A pine forest is a tranquil haven, its ambient sounds muffled by a bed of fallen needles. Stephanie Garon’s “Breaking Ground” provides no trees, imagined or real, but it does carpet most of Honfleur Gallery’s floor with Loblolly pine needles. They pad the calming walk to the far wall, where a video projection flickers with the faintest movement (and to the accompaniment of Clint Sleeper’s mostly faint music). The installation is titled “Wait,” an apparent plea for patience.
That is a rare human virtue, as the Maryland artist suggests with the show’s four other pieces, minimalist sculptures that juxtapose sleek steel with decaying organic substances. Two large burdock leaves dangle over a shallow pool of water inside a metal circle, and a pair of steel armatures hold, respectively, clumps of dry grass and a soil core from the Patuxent River. The contrasting materials invoke the clash of nature and technology, as well as the investigation of our surroundings by science. (Garon was a scientist before turning to art.)
The odd couplings of “Breaking Ground” are striking formally, but also spotlight the planet’s vulnerability. Garon’s statement calls her creations “ecologically motivated interventions.” While luxuriating in the simulated pine barren, the visitor might ponder how to preserve real ones.
Stephanie Garon: Breaking Ground Through May 22 at Honfleur Gallery, 1241 Good Hope Road SE. Open by appointment.
Carol Brown Goldberg
Included among Carol Brown Goldberg’s pictures at Addison/Ripley Gallery are a few examples of her impressionistic yet intricate renderings of flowering jungles, thick with the outlined shapes of vines and blossoms. But most of the paintings are more recent ones that stem from a temporary circumstance that explains the show’s title: “ . . . On the Other Hand” refers to the technique the Chevy Chase, Md., artist developed while her dominant arm was healing in a cast.
The resulting style begins with spontaneous abstract gestures in bold-hued (and often thick) pigment, often splashed on 3-D squares of canvas or paper that can’t entirely contain the liquid-looking dribbles. Black lines drawn in ink fill the areas between the painted motifs, and are clearly subsidiary to them. The densely interlocking doodles are reminiscent of the sinuous organic figures in the rainforest scenes; both sorts of pictures are colorful and packed with detail.
Goldberg has previously made both abstract and figurative art, and sometimes combined the two. “ . . . On the Other Hand” allows the painter to demonstrate her affinity with early 20th-century European abstraction. That may be an accident, but it’s not an entirely unlucky one.
Carol Brown Goldberg: . . . On the Other Hand Through May 22 at Addison/Ripley Fine Art, 1670 Wisconsin Ave. NW. Open by appointment.

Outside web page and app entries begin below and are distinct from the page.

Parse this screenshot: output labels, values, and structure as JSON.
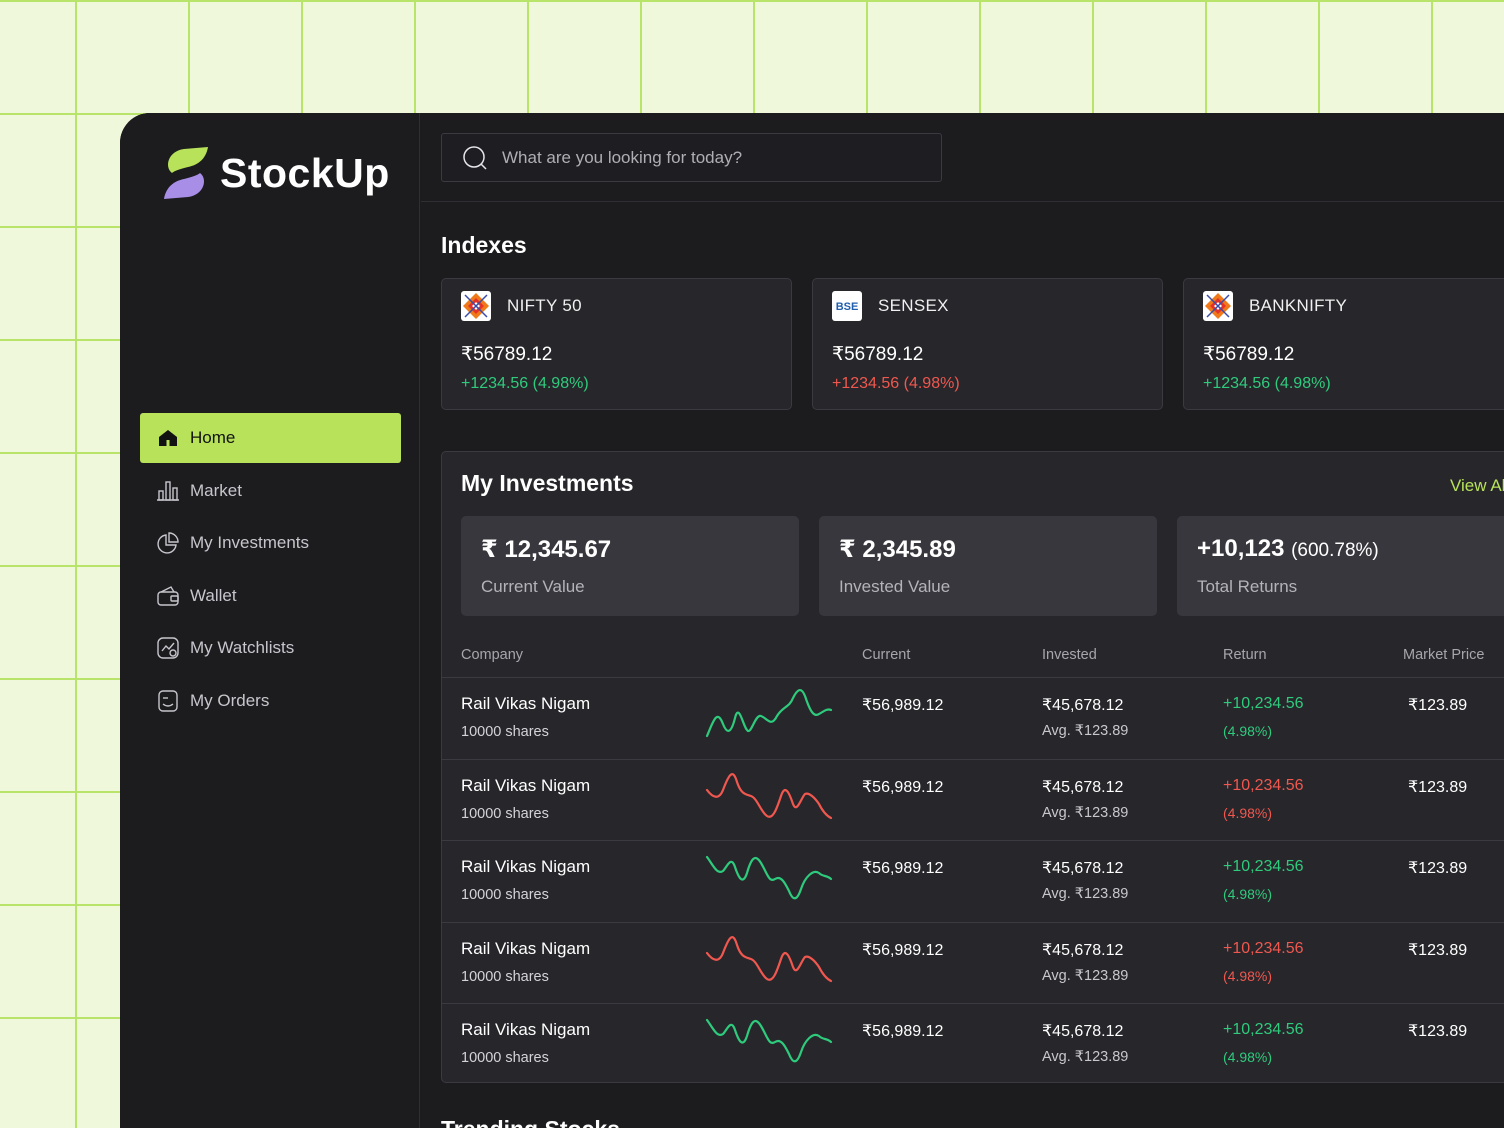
{
  "brand": {
    "name": "StockUp"
  },
  "search": {
    "placeholder": "What are you looking for today?"
  },
  "sidebar": {
    "items": [
      {
        "label": "Home",
        "icon": "home-icon",
        "active": true
      },
      {
        "label": "Market",
        "icon": "bar-chart-icon"
      },
      {
        "label": "My Investments",
        "icon": "pie-chart-icon"
      },
      {
        "label": "Wallet",
        "icon": "wallet-icon"
      },
      {
        "label": "My Watchlists",
        "icon": "watchlist-icon"
      },
      {
        "label": "My Orders",
        "icon": "orders-icon"
      }
    ]
  },
  "indexes": {
    "title": "Indexes",
    "cards": [
      {
        "name": "NIFTY 50",
        "value": "₹56789.12",
        "change": "+1234.56 (4.98%)",
        "trend": "up",
        "logo": "nse-logo"
      },
      {
        "name": "SENSEX",
        "value": "₹56789.12",
        "change": "+1234.56 (4.98%)",
        "trend": "down",
        "logo": "bse-logo"
      },
      {
        "name": "BANKNIFTY",
        "value": "₹56789.12",
        "change": "+1234.56 (4.98%)",
        "trend": "up",
        "logo": "nse-logo"
      }
    ]
  },
  "investments": {
    "title": "My Investments",
    "view_all": "View All",
    "stats": [
      {
        "value": "₹ 12,345.67",
        "label": "Current Value"
      },
      {
        "value": "₹ 2,345.89",
        "label": "Invested Value"
      },
      {
        "value": "+10,123",
        "pct": "(600.78%)",
        "label": "Total Returns"
      }
    ],
    "columns": [
      "Company",
      "Current",
      "Invested",
      "Return",
      "Market Price"
    ],
    "rows": [
      {
        "company": "Rail Vikas Nigam",
        "shares": "10000 shares",
        "current": "₹56,989.12",
        "invested": "₹45,678.12",
        "avg": "Avg. ₹123.89",
        "return": "+10,234.56",
        "return_pct": "(4.98%)",
        "trend": "up",
        "market_price": "₹123.89"
      },
      {
        "company": "Rail Vikas Nigam",
        "shares": "10000 shares",
        "current": "₹56,989.12",
        "invested": "₹45,678.12",
        "avg": "Avg. ₹123.89",
        "return": "+10,234.56",
        "return_pct": "(4.98%)",
        "trend": "down",
        "market_price": "₹123.89"
      },
      {
        "company": "Rail Vikas Nigam",
        "shares": "10000 shares",
        "current": "₹56,989.12",
        "invested": "₹45,678.12",
        "avg": "Avg. ₹123.89",
        "return": "+10,234.56",
        "return_pct": "(4.98%)",
        "trend": "up",
        "market_price": "₹123.89"
      },
      {
        "company": "Rail Vikas Nigam",
        "shares": "10000 shares",
        "current": "₹56,989.12",
        "invested": "₹45,678.12",
        "avg": "Avg. ₹123.89",
        "return": "+10,234.56",
        "return_pct": "(4.98%)",
        "trend": "down",
        "market_price": "₹123.89"
      },
      {
        "company": "Rail Vikas Nigam",
        "shares": "10000 shares",
        "current": "₹56,989.12",
        "invested": "₹45,678.12",
        "avg": "Avg. ₹123.89",
        "return": "+10,234.56",
        "return_pct": "(4.98%)",
        "trend": "up",
        "market_price": "₹123.89"
      }
    ]
  },
  "next_section": {
    "title": "Trending Stocks"
  },
  "colors": {
    "accent": "#b7e25a",
    "positive": "#2fcb7d",
    "negative": "#f0584f",
    "background": "#1c1c1f",
    "card": "#26262b"
  }
}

In Micheline Klagsbrun’s found-object assemblages, a slab of ragged lumber can represent a ship, or a wave that lifts such a craft above the ocean surface. Toy ships, scrap metal, fossilized wood, spiraling vines and weathered antlers are among the other castaway objects the D.C. artist combines into the evocative tableaux of “Night Boats,” her Studio Gallery show.
Klagsbrun is known for paintings that flowingly interpret classical myths in which women transfigure into trees or flowers. Her latest project turns on a more recent, and more personal, tale of transition. “Night Boats” was inspired by the discovery of a ship’s log with details of her father’s 1941 voyage from Lisbon to Glasgow. The refugee took a roundabout journey across Europe from Poland to asylum. The last leg was on a ship that was sunk by a German U-boat on its very next crossing.
The family remembrance of escape and exile, which occurred almost exactly 80 years ago, mirrors the experiences of today’s refugees from Syria, Myanmar and so many other places. It also alludes to “the journey of the soul through the Underworld,” notes the London-born artist’s statement in another nod to Greco-Roman lore. But the repurposing of battered materials also is a testament to rebirth, as are the live plants incorporated into the night-boat construction on display in the gallery’s back garden. Klagsbrun’s assemblages are motley and ramshackle, and yet vital.
Micheline Klagsbrun: Night Boats Through May 22 at Studio Gallery, 2108 R St NW.